INFORMATION PROVIDED:
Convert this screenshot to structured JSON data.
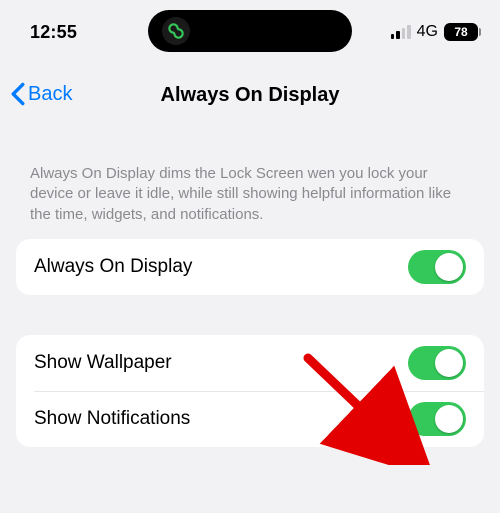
{
  "status": {
    "time": "12:55",
    "cellular_label": "4G",
    "battery_pct": "78"
  },
  "nav": {
    "back_label": "Back",
    "title": "Always On Display"
  },
  "description": "Always On Display dims the Lock Screen wen you lock your device or leave it idle, while still showing helpful information like the time, widgets, and notifications.",
  "rows": {
    "aod": "Always On Display",
    "wallpaper": "Show Wallpaper",
    "notifications": "Show Notifications"
  }
}
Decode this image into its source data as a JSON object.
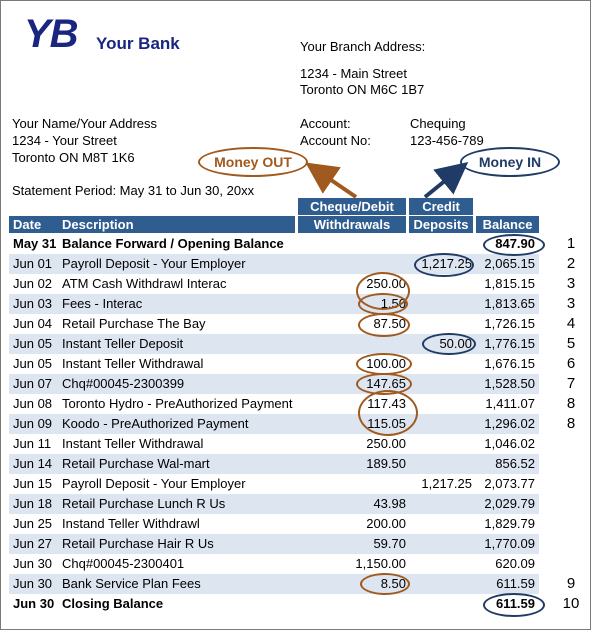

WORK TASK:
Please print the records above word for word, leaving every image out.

YOUR SOLUTION:
Convert this screenshot to structured JSON data.
{
  "status": {
    "time": "12:55",
    "cellular_label": "4G",
    "battery_pct": "78"
  },
  "nav": {
    "back_label": "Back",
    "title": "Always On Display"
  },
  "description": "Always On Display dims the Lock Screen wen you lock your device or leave it idle, while still showing helpful information like the time, widgets, and notifications.",
  "rows": {
    "aod": "Always On Display",
    "wallpaper": "Show Wallpaper",
    "notifications": "Show Notifications"
  }
}
Decode this image into its source data as a JSON object.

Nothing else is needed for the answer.